I’m still staying inside out of the heat, cataloging my antique photos. I’ve been working in the 1880s, and here are a few of my favorites.
When you look closely, you can see that the area around her mid-section has been re-touched. It looks to me as if the photographer even redrew the buttons to match up with her new waistline.
In Dressed for the Photographer, Joan L. Severa gives a description that seems to match this picture, “The bustle size reached its climax in 1886, as the short corset also returned; thus, the fashionable body was confined sharply through the rib cage and released just about the natural waistline into a nearly horizontal deep bustle in the back and fuller hips at the sides…” (p. 378)

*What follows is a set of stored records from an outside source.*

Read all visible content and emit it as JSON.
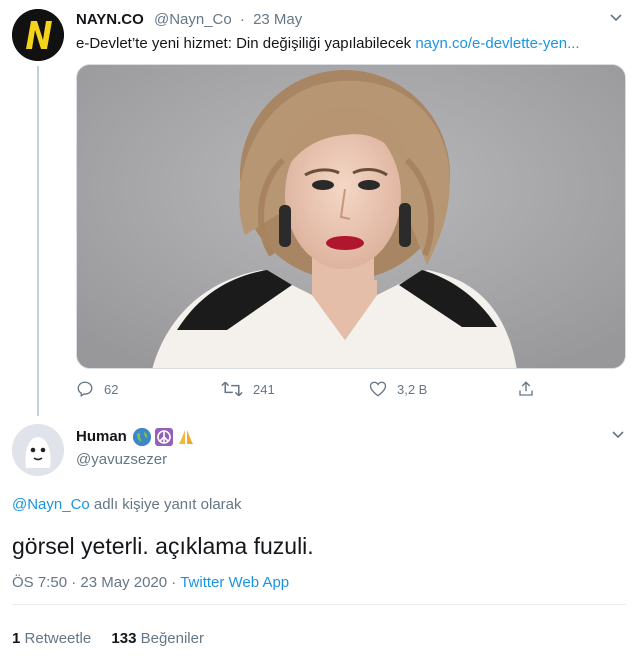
{
  "original_tweet": {
    "author_name": "NAYN.CO",
    "author_handle": "@Nayn_Co",
    "separator": "·",
    "date": "23 May",
    "text": "e-Devlet’te yeni hizmet: Din değişiliği yapılabilecek ",
    "link_text": "nayn.co/e-devlette-yen...",
    "avatar_letter": "N",
    "actions": {
      "reply_count": "62",
      "retweet_count": "241",
      "like_count": "3,2 B"
    }
  },
  "reply_tweet": {
    "author_name": "Human",
    "author_handle": "@yavuzsezer",
    "name_emojis": [
      "globe-emoji",
      "peace-emoji",
      "pray-emoji"
    ],
    "replying_to_handle": "@Nayn_Co",
    "replying_to_suffix": " adlı kişiye yanıt olarak",
    "text": "görsel yeterli. açıklama fuzuli.",
    "time": "ÖS 7:50",
    "meta_separator": " · ",
    "date": "23 May 2020",
    "source": "Twitter Web App",
    "retweet_count": "1",
    "retweet_label": "Retweetle",
    "like_count": "133",
    "like_label": "Beğeniler"
  },
  "colors": {
    "link": "#1b95e0",
    "muted": "#657786",
    "text": "#14171a",
    "brand_yellow": "#f5d21c"
  },
  "icons": [
    "chevron-down-icon",
    "reply-icon",
    "retweet-icon",
    "like-icon",
    "share-icon"
  ]
}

I can imagine that when this lady handed her cabinet cards out to her friends, none of them had the courage to say to her, “Why, Minerva, how is it that you looked so much smaller around the waist then than you do now?” She would give them that look, daring them to say anything, and they just would have swallowed their words.
I have a lot of family photographs, but the one below is one of the few that I can date with certainty. This is a wedding photo of some very distant relatives — the man is 26 and has just arrived from the Netherlands, and the girl (also born in the Netherlands) is 16! Family records say the year is 1881.

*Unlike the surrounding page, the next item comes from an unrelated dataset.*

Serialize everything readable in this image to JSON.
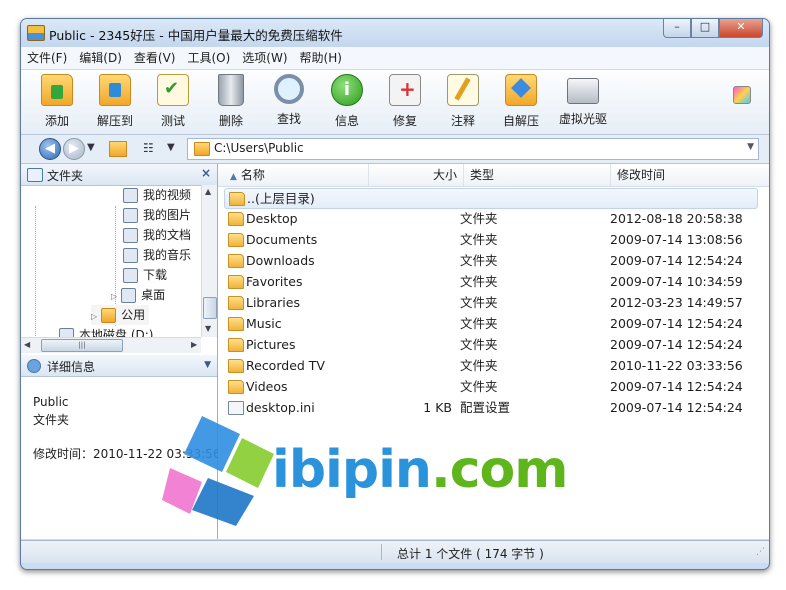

I have created a database to help keep track of all the features of both photo and fashion styles to help me come up with dates. In case you are thinking of doing something similar, here is a sample page.

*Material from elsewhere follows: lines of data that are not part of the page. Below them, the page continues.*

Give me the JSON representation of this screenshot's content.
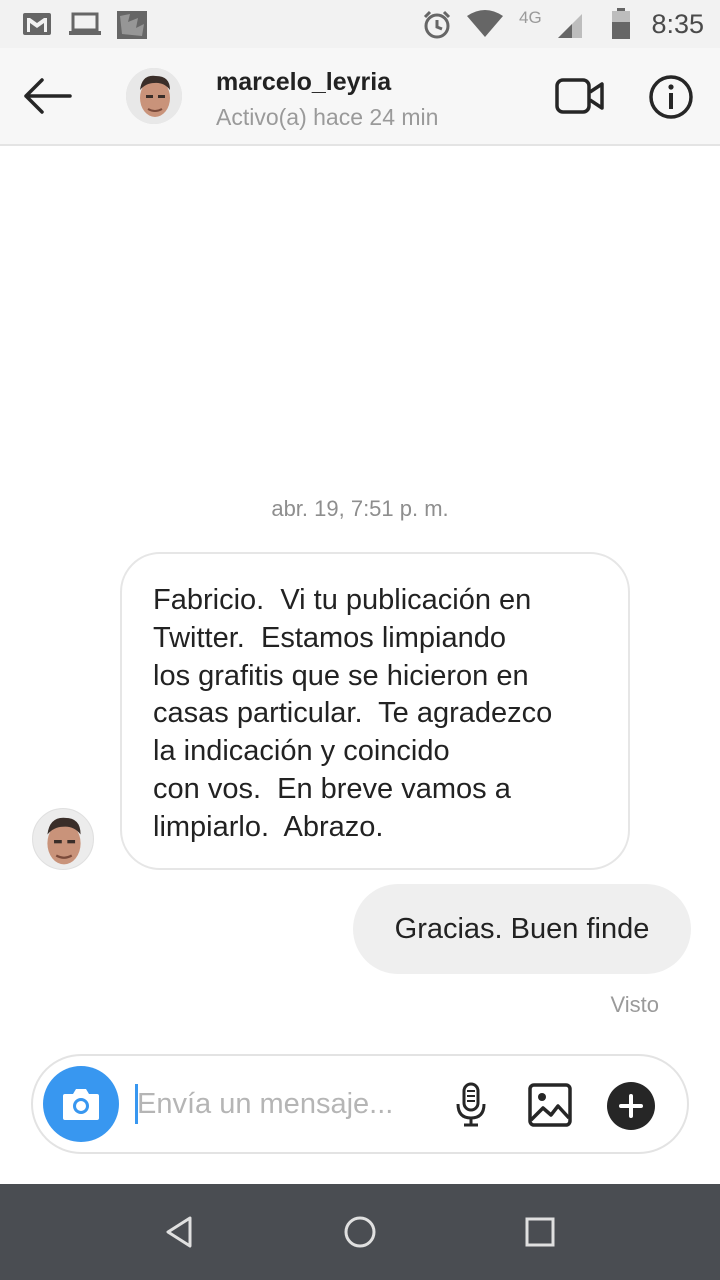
{
  "status_bar": {
    "time": "8:35",
    "network": "4G",
    "icons": [
      "gmail-icon",
      "laptop-icon",
      "app-icon",
      "alarm-icon",
      "wifi-icon",
      "signal-icon",
      "battery-icon"
    ]
  },
  "header": {
    "username": "marcelo_leyria",
    "status": "Activo(a) hace 24 min",
    "icons": [
      "back-arrow-icon",
      "video-call-icon",
      "info-icon"
    ]
  },
  "conversation": {
    "timestamp": "abr. 19, 7:51 p. m.",
    "incoming": {
      "lines": [
        "Fabricio.  Vi tu publicación en",
        "Twitter.  Estamos limpiando",
        "los grafitis que se hicieron en",
        "casas particular.  Te agradezco",
        "la indicación y coincido",
        "con vos.  En breve vamos a",
        "limpiarlo.  Abrazo."
      ]
    },
    "outgoing": {
      "text": "Gracias. Buen finde"
    },
    "seen_label": "Visto"
  },
  "composer": {
    "placeholder": "Envía un mensaje...",
    "value": "",
    "icons": [
      "camera-icon",
      "microphone-icon",
      "gallery-icon",
      "plus-icon"
    ]
  },
  "nav_bar": {
    "icons": [
      "nav-back-icon",
      "nav-home-icon",
      "nav-recents-icon"
    ]
  },
  "colors": {
    "accent": "#3897f0",
    "bubble_out": "#efefef",
    "bubble_border": "#e6e6e6",
    "nav_bar": "#4a4d52"
  }
}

I was going to try to sort them by date first and then catalog them, but with the database (in Microsoft Access) I am able to input them randomly and then filter by whatever feature I want. I really like being able to put the image on the form.
I have also purchased the book 19th Century Card Photos Kwik-guide. It doesn’t have the detailed fashion information I was hoping for, but it is very helpful with figuring out dates from card characteristics just as borders, photography studio imprints, and so on. If only all these photographers had read the book, and mounted all their photographs according to trends, this project would be easier!